Just keep in mind that the odds are against you successfully getting explosives until you have significantly whittled away the list of tier 3 item blueprints. Now that you know how to find explosives in RUST, you get to leave the sandpit and take on the larger groups.
Just remember that now you’re in the big leagues, larger groups and clans will be gunning for you too. The Timed Explosive Charge (commonly referred to as “C4”) is a draftable explosive weapon that can be thrown onto walls, doors, or deployable items.
Once a Timed Explosive Charge has been thrown, it will automatically arm itself and then detonate after 10 seconds. Due to its destructive power, the Timed Explosive Charge has proven to be an ideal method of entry in raids, where, if your opponents happen to be online, speed and precision are of the essence.
The following table compares commonly used explosive devices, in terms of the minimum amount required to destroy a given object: If you believe your item has been removed by mistake, please contact Steam Support.
Managing hunger and thirst meters while gathering mundane materials might have enticed me once, but in 2018 I can’t help but balk at the prospect of hitting a tree with a rock until wood falls out. I spent most of my first few hours with Rust (though I did play a bit of several years ago) roaming the island until I died from hunger, or at the hands of fellow survivors who I risked approaching just in case they’d feed me.
When I did manage to avoid starvation and gather enough materials for a base, I’d get shot in the back of the head and have to start over from scratch. In an attempt to make chopping down trees and smashing up rocks a little more interesting, there are markers that you can aim at to accelerate the process.
Those markers definitely help, but there’s no escaping the fact that gathering mundane resources is a fundamentally boring task. Sometimes you can steer your attacker off their murderous path, and the joy of playing that game, the social one, goes a long way towards making up for the monotony of the resource gathering one.
Bear with me on this, but I’m reminded of Opus Magnum, a puzzle game about using programming-like logic to build alchemical gizmos. What makes Opus Magnum a great game is how you have to invent your own solution to each problem, and come away feeling creative and clever.
Another time, while I lay bleeding on the ground, I launched into an am-dram soliloquy about the cruel earth and the murderous foes that stalk upon it. I don’t particularly enjoy the hassle of base building, but I do like how setting up in an area affects the dynamic between you and your new neighbors.

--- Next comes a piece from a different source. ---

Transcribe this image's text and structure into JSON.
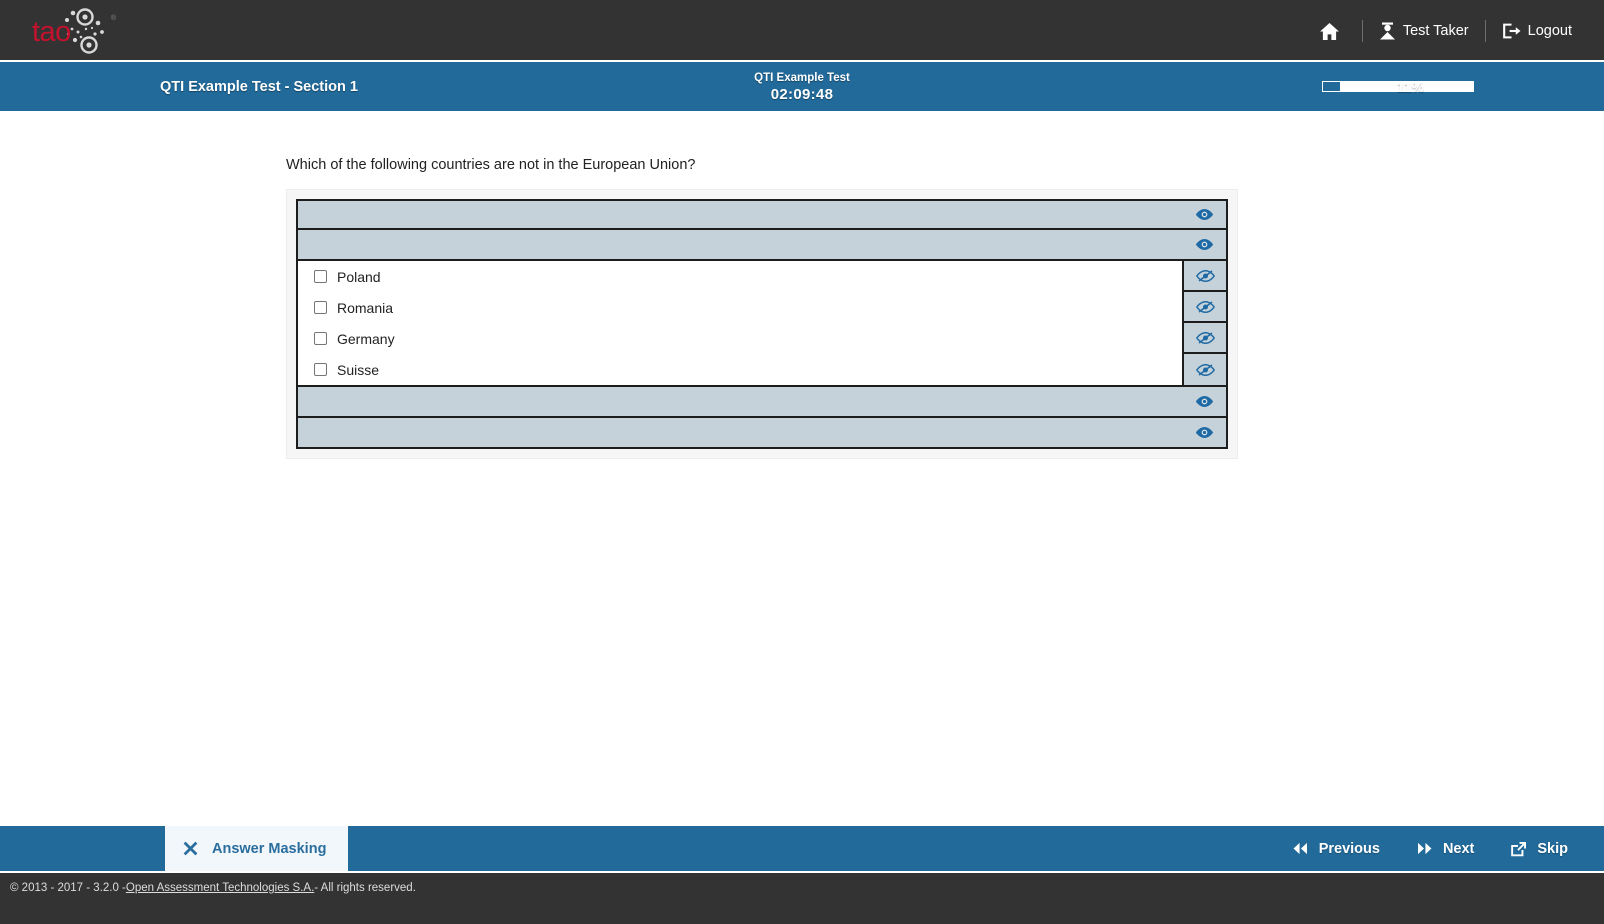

Player hunting offers a shortcut past boring gathering, and if I look at that through the right lens the dullness almost becomes part of the game’s appeal. The more obstacles that are in the way of cooperation, the more tempting it is to stab someone in the back, and the more meaningful it is when two players manage to restrain themselves.
Once you've gotten over getting beaten to death with a rock by that jerk DMoney69, you'll want to have an idea of what to do and where to go in order to survive for more than a few hours. The default rock item is used to gather supplies out in the world, and it'll be your only weapon when first starting off.

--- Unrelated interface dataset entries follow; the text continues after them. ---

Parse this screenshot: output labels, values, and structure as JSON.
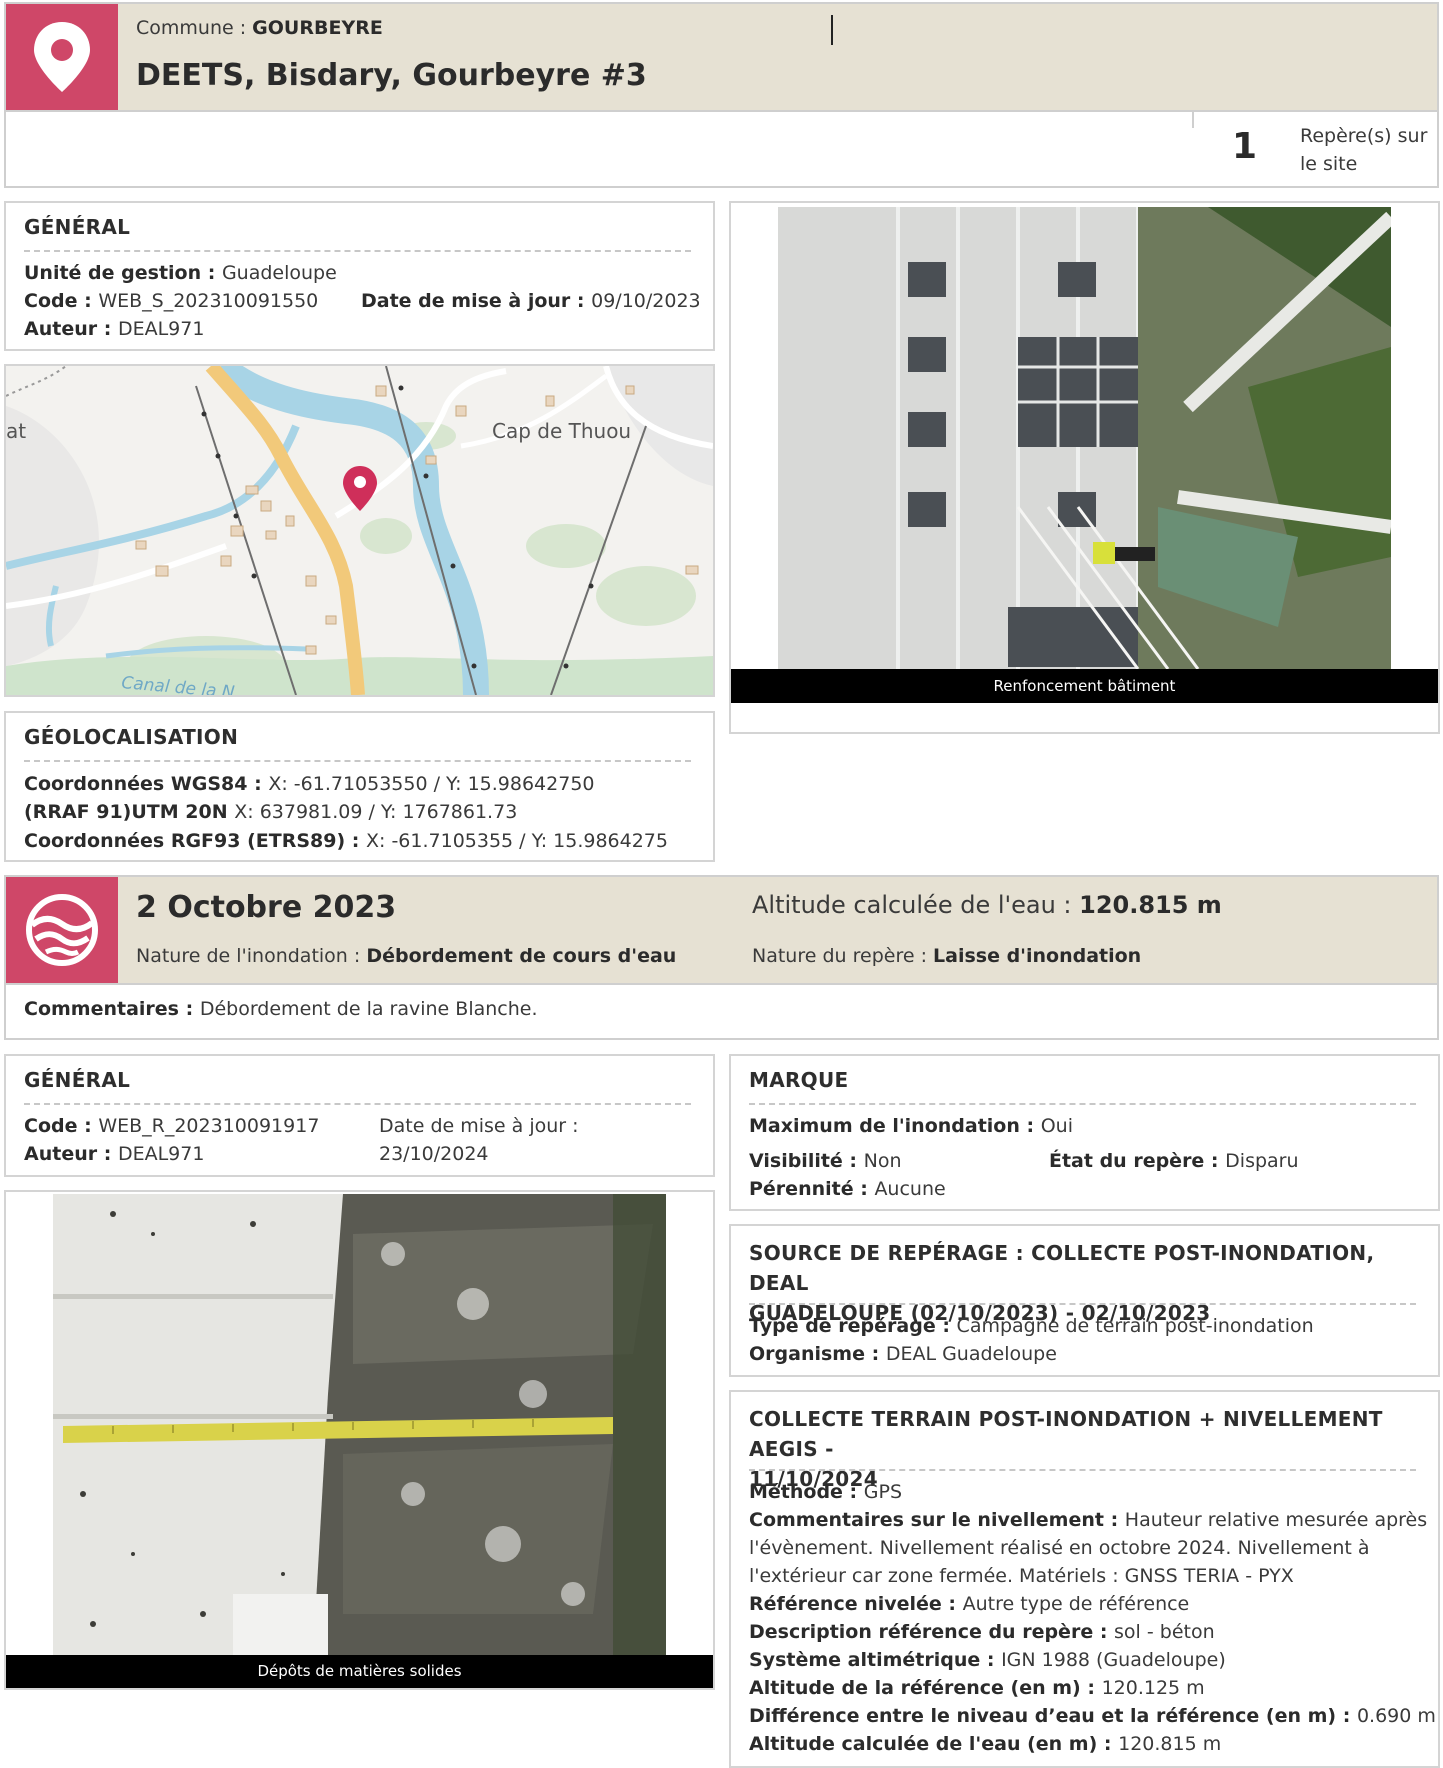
{
  "site_header": {
    "commune_label": "Commune : ",
    "commune_value": "GOURBEYRE",
    "site_title": "DEETS, Bisdary, Gourbeyre #3",
    "marker_count": "1",
    "marker_count_label_line1": "Repère(s) sur",
    "marker_count_label_line2": "le site",
    "accent_color": "#cf4768"
  },
  "site_general": {
    "title": "GÉNÉRAL",
    "unite_label": "Unité de gestion : ",
    "unite_value": "Guadeloupe",
    "code_label": "Code : ",
    "code_value": "WEB_S_202310091550",
    "date_label": "Date de mise à jour : ",
    "date_value": "09/10/2023",
    "auteur_label": "Auteur : ",
    "auteur_value": "DEAL971"
  },
  "map": {
    "label_left": "at",
    "label_place": "Cap de Thuou",
    "label_canal": "Canal de la N",
    "pin_icon": "map-pin-icon"
  },
  "site_photo": {
    "caption": "Renfoncement bâtiment"
  },
  "geoloc": {
    "title": "GÉOLOCALISATION",
    "wgs_label": "Coordonnées WGS84 : ",
    "wgs_value": "X: -61.71053550 / Y: 15.98642750",
    "utm_label": "(RRAF 91)UTM 20N ",
    "utm_value": "X: 637981.09 / Y: 1767861.73",
    "rgf_label": "Coordonnées RGF93 (ETRS89) : ",
    "rgf_value": "X: -61.7105355 / Y: 15.9864275"
  },
  "event_header": {
    "date": "2 Octobre 2023",
    "nature_label": "Nature de l'inondation : ",
    "nature_value": "Débordement de cours d'eau",
    "altitude_label": "Altitude calculée de l'eau : ",
    "altitude_value": "120.815 m",
    "repere_label": "Nature du repère : ",
    "repere_value": "Laisse d'inondation",
    "wave_icon": "flood-wave-icon"
  },
  "comments": {
    "label": "Commentaires : ",
    "value": "Débordement de la ravine Blanche."
  },
  "marker_general": {
    "title": "GÉNÉRAL",
    "code_label": "Code : ",
    "code_value": "WEB_R_202310091917",
    "date_label": "Date de mise à jour :",
    "date_value": "23/10/2024",
    "auteur_label": "Auteur : ",
    "auteur_value": "DEAL971"
  },
  "marker_photo": {
    "caption": "Dépôts de matières solides"
  },
  "marque": {
    "title": "MARQUE",
    "max_label": "Maximum de l'inondation : ",
    "max_value": "Oui",
    "visibilite_label": "Visibilité : ",
    "visibilite_value": "Non",
    "etat_label": "État du repère : ",
    "etat_value": "Disparu",
    "perennite_label": "Pérennité : ",
    "perennite_value": "Aucune"
  },
  "source": {
    "title_line1": "SOURCE DE REPÉRAGE : COLLECTE POST-INONDATION, DEAL",
    "title_line2": "GUADELOUPE (02/10/2023) - 02/10/2023",
    "type_label": "Type de repérage : ",
    "type_value": "Campagne de terrain post-inondation",
    "org_label": "Organisme : ",
    "org_value": "DEAL Guadeloupe"
  },
  "nivellement": {
    "title_line1": "COLLECTE TERRAIN POST-INONDATION + NIVELLEMENT AEGIS -",
    "title_line2": "11/10/2024",
    "methode_label": "Méthode : ",
    "methode_value": "GPS",
    "comm_label": "Commentaires sur le nivellement : ",
    "comm_value_line1": "Hauteur relative mesurée après",
    "comm_value_line2": "l'évènement. Nivellement réalisé en octobre 2024. Nivellement à",
    "comm_value_line3": "l'extérieur car zone fermée. Matériels : GNSS TERIA - PYX",
    "ref_label": "Référence nivelée : ",
    "ref_value": "Autre type de référence",
    "desc_label": "Description référence du repère : ",
    "desc_value": "sol - béton",
    "sys_label": "Système altimétrique : ",
    "sys_value": "IGN 1988 (Guadeloupe)",
    "alt_ref_label": "Altitude de la référence (en m) : ",
    "alt_ref_value": "120.125 m",
    "diff_label": "Différence entre le niveau d’eau et la référence (en m) : ",
    "diff_value": "0.690 m",
    "alt_calc_label": "Altitude calculée de l'eau (en m) : ",
    "alt_calc_value": "120.815 m"
  }
}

If you come across a furnace after harvesting 3 or 4 Metal Ore, take the time to craft the weaponized hatchet. The next order of business after getting yourself a hatchet (or maybe it was the first, if you found a slow enough animal to kill with your rock) is to find yourself a meal.
Now that you have some meat, you'll need to cook your (hopefully) bountiful meal over a campfire and either eat it all immediately or save it to replenish those precious calories with later on. Once you've got a sturdy tool and a full stomach, it's time to head out into the world and build a life for yourself.
The wood shelter is great for temporarily storing your items as you explore the world and gather supplies. Once your wood shelter is standing, hatchet down trees and log piles to gain a large amount of wood, smash open metal and stone deposits to smelt into usable items, such as metal doors, and hunt animals to keep yourselves fed and clothed.